Martinec and Proctor describe the moment they begin to perform their show as full of excitement and energy. That energy apparently extends off the field and into the bleachers.

"The band had an electrifying performance and the crowd was on its feet by the end of the show," band director Miller said. The 2015 show, "The Looking Glass," used visual effects with mirrors that conveyed to the audience thoughts about reflection and shattering those images, Miller said.

Once you take part in marching band competitions, it's in your blood, according to Dianna Marusko, who has been a tabulator for PFCJ for 30 years. She has more than 30 years of experience participating and teaching color guard and drum and bugle Corps units. "I stay involved because I enjoy the experience and I think it keeps me young."

Marusko has witnessed many students who participate in marching band go on to be very successful in life. "They have to learn to juggle academics with extracurriculars," she said. "They learn how to budget their time and the importance of being on time for practice."

Two PENNCREST School District bands also took home high honors from last Saturday's LMBA championships. Maplewood Junior-Senior High School won first place in Class A with a score of 82.25, while Saegertown Junior-Senior High School finished second in that class with a score of 79.65.

Jamie Gardner, Maplewood director of bands, was thrilled with his band's first place finish. Despite being the smallest band in the LMBA and being heavily comprised of younger members, Gardner said, the group not only had the high score in Class A but also outscored all Class AA bands.

"This is our sixth championship in the past seven years as we took last year off from competing with the absence of color guard staff," Gardner said.

Lorri Drumm can be reached at 724-6370 or by email at lorrid@meadvilletribune.com.

You can help

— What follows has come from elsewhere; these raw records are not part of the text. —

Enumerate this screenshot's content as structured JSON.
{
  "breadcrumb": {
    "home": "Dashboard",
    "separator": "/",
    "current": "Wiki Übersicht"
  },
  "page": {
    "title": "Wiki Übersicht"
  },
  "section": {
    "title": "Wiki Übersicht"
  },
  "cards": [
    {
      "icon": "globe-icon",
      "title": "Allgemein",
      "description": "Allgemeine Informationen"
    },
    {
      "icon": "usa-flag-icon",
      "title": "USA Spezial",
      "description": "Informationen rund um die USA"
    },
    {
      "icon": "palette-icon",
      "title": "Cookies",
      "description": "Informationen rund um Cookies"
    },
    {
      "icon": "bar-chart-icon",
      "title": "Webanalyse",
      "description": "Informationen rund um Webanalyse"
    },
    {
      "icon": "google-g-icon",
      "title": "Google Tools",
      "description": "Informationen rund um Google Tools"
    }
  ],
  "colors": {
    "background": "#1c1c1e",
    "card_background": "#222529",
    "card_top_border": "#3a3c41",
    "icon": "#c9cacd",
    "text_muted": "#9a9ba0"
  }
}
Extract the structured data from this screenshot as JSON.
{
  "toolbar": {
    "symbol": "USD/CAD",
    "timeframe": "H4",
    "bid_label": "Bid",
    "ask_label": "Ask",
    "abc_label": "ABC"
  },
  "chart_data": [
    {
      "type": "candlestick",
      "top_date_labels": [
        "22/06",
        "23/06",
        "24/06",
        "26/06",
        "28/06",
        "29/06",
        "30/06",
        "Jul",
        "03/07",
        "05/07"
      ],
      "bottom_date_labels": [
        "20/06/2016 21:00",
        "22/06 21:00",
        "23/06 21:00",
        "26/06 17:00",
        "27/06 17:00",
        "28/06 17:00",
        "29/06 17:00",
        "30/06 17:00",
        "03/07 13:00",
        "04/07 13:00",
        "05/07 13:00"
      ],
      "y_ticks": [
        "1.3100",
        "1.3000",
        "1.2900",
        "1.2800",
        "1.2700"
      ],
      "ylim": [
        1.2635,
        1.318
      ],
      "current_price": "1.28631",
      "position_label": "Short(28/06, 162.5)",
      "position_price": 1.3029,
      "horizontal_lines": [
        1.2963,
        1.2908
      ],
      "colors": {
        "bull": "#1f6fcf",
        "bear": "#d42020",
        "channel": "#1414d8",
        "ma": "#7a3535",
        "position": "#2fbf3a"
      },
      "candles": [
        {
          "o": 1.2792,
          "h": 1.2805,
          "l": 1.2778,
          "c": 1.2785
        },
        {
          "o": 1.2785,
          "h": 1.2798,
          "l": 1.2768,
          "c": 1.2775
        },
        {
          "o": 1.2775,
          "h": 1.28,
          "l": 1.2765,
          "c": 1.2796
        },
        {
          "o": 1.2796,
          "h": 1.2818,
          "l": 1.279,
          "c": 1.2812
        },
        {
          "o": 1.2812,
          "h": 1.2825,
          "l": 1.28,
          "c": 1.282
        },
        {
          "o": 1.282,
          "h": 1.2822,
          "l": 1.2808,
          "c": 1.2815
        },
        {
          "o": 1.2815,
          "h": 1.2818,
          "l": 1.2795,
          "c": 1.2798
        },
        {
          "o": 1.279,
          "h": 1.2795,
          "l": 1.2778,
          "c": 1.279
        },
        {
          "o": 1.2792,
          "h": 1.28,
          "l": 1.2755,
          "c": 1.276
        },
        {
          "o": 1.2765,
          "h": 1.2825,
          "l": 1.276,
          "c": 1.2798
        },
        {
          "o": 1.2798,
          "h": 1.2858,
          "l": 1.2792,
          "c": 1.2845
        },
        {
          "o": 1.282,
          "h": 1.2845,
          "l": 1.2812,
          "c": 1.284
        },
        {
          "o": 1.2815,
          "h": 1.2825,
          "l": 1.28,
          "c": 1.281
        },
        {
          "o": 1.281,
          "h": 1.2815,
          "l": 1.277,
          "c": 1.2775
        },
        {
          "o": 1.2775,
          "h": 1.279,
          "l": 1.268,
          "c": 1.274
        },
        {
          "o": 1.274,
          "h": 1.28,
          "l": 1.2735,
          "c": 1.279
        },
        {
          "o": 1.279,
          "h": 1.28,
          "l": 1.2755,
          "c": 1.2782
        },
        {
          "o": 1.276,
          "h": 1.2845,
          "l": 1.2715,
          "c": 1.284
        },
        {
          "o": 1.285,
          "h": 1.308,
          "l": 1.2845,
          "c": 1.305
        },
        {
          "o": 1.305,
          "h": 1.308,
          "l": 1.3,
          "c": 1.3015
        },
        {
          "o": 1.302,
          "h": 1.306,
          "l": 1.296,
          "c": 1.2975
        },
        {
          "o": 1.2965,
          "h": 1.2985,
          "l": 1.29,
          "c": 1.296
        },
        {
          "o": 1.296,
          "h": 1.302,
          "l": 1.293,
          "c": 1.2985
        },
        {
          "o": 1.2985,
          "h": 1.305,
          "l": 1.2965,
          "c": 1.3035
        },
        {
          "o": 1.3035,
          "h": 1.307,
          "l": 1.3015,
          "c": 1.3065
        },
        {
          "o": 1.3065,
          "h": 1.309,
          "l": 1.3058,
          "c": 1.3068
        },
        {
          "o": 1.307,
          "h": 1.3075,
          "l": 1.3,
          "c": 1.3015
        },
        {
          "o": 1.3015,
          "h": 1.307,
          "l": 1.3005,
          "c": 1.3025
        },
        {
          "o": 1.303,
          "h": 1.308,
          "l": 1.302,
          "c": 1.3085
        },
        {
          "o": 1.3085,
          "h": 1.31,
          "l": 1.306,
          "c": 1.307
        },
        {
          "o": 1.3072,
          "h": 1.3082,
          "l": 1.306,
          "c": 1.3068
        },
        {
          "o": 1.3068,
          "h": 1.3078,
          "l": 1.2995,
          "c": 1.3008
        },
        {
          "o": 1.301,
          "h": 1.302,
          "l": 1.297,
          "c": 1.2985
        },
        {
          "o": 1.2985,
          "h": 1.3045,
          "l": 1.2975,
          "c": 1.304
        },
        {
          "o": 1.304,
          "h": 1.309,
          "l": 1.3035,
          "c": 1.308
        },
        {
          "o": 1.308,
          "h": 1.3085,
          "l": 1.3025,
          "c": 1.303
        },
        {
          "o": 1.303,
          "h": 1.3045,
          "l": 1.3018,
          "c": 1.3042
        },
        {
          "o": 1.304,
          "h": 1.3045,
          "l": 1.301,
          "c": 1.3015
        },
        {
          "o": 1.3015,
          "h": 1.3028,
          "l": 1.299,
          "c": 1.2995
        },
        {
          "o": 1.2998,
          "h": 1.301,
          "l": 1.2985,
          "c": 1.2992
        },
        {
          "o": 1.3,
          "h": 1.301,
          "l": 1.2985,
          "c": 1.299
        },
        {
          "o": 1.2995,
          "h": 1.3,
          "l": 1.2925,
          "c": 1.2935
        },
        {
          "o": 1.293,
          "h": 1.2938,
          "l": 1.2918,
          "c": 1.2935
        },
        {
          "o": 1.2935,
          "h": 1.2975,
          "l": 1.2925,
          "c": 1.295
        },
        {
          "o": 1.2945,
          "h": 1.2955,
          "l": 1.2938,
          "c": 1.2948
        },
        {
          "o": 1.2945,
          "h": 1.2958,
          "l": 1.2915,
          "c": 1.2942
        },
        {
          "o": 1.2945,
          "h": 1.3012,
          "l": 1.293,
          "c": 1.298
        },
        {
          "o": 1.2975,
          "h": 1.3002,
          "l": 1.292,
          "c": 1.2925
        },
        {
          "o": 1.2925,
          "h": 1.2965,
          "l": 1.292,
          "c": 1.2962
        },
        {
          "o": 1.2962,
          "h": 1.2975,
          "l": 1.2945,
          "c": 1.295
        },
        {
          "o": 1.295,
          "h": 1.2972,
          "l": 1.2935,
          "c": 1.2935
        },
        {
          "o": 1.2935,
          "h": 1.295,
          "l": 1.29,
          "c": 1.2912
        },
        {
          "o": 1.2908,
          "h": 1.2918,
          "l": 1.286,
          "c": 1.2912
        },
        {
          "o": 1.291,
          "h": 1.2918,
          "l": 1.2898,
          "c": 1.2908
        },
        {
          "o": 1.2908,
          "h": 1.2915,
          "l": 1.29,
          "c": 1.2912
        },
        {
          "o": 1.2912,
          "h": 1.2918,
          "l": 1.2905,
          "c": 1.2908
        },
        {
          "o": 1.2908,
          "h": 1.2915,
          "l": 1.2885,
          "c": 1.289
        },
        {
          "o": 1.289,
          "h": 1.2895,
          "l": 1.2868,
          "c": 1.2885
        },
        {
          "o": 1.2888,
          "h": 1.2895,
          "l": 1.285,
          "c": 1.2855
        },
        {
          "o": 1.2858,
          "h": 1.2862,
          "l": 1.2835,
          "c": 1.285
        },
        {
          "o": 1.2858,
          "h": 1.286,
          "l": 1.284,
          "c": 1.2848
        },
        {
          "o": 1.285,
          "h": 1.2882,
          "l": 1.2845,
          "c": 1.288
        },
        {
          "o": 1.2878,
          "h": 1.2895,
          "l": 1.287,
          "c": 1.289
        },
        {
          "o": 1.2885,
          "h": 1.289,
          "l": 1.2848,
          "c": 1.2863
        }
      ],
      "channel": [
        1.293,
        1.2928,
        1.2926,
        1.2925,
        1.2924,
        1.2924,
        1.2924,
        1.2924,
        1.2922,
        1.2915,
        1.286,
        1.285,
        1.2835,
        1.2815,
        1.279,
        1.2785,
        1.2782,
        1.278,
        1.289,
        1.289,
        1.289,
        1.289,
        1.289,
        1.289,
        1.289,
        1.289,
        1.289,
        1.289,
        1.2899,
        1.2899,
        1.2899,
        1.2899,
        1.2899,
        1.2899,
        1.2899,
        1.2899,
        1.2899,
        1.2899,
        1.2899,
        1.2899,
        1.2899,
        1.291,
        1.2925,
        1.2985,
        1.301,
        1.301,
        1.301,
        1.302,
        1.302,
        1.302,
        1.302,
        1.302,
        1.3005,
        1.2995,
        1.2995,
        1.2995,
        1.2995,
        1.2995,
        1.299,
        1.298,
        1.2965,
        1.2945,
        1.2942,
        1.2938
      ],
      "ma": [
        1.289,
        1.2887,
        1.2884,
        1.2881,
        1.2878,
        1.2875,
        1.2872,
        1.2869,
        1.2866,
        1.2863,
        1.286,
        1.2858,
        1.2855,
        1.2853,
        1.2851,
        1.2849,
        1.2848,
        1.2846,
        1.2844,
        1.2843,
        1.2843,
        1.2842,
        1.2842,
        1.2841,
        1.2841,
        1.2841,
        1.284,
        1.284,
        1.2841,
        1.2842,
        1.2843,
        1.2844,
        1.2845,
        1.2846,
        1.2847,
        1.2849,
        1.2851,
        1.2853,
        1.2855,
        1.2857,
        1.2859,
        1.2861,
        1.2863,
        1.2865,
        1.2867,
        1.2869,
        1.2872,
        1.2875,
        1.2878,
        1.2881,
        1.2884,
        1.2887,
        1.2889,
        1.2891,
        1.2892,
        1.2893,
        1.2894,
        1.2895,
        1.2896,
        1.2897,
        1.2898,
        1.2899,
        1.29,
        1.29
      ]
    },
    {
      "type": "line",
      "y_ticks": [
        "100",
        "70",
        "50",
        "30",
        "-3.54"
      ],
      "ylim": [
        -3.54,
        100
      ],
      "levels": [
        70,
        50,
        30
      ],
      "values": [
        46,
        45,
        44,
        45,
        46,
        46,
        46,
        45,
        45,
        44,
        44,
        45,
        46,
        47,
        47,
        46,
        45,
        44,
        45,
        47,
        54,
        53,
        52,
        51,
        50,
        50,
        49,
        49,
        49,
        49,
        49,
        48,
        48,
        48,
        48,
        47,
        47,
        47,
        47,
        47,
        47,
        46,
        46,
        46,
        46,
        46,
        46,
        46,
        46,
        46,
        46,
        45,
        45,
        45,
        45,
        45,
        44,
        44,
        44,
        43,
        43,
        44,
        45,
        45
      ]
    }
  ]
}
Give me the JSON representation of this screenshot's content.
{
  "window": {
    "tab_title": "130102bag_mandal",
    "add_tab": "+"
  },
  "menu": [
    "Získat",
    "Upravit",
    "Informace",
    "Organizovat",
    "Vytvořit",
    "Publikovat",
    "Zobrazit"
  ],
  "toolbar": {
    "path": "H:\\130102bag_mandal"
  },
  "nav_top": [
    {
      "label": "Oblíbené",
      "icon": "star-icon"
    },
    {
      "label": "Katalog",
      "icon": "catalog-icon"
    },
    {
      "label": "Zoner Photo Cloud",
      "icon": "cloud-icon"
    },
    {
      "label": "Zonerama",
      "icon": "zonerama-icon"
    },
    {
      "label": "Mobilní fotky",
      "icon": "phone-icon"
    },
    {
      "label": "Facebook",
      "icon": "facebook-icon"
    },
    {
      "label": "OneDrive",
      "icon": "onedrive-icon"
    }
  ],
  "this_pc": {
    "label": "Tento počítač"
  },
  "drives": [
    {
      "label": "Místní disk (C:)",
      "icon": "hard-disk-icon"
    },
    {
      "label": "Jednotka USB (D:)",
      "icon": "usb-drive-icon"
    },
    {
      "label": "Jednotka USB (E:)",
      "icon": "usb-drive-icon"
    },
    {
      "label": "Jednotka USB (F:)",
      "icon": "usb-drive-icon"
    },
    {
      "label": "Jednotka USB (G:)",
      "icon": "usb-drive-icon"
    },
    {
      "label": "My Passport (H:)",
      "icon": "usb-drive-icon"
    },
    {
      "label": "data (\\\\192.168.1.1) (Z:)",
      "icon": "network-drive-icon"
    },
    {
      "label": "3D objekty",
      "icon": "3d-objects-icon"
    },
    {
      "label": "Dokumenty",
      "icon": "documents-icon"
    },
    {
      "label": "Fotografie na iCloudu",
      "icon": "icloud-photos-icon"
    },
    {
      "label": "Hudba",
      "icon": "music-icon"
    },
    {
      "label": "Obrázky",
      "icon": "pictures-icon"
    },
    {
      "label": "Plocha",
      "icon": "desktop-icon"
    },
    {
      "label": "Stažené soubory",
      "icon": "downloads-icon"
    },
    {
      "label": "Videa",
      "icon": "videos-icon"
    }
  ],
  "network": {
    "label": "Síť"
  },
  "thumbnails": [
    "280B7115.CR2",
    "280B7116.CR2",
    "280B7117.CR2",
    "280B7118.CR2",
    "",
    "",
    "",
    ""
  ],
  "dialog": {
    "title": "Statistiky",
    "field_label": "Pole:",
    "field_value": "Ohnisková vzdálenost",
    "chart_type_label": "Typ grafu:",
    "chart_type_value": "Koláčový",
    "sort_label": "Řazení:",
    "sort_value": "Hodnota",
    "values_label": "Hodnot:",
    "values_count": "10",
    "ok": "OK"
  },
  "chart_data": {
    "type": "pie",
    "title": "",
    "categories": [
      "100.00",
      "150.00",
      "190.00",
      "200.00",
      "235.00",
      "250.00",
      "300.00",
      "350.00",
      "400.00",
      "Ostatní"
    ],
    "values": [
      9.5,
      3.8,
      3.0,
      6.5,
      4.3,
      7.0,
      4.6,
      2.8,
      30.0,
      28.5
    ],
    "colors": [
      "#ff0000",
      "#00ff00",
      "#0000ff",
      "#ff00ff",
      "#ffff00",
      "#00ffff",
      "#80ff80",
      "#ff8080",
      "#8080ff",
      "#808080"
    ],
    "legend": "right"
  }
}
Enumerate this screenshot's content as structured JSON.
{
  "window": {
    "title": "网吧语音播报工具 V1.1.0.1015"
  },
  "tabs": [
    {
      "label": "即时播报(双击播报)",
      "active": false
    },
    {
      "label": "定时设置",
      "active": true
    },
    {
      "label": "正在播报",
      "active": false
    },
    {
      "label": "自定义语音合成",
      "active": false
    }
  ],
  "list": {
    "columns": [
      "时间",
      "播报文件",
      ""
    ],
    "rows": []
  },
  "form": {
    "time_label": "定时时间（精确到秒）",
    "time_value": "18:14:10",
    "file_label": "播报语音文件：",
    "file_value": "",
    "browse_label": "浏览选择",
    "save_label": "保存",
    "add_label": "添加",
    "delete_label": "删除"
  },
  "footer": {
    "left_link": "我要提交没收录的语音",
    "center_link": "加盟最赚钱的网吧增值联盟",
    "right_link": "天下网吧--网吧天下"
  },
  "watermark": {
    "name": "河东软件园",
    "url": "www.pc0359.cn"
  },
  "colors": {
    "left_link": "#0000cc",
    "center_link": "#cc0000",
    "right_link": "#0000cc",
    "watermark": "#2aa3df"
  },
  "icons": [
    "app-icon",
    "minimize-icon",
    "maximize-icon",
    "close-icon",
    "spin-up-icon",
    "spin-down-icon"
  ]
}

The Cochranton High School Marching Band and Music Boosters host their ninth annual community auction to benefit the marching band on Dec. 5 at Cochranton Community Church. The preview and food stand open at 4 p.m. The auction begins at 6.

React to this story:

0
0
0
0
0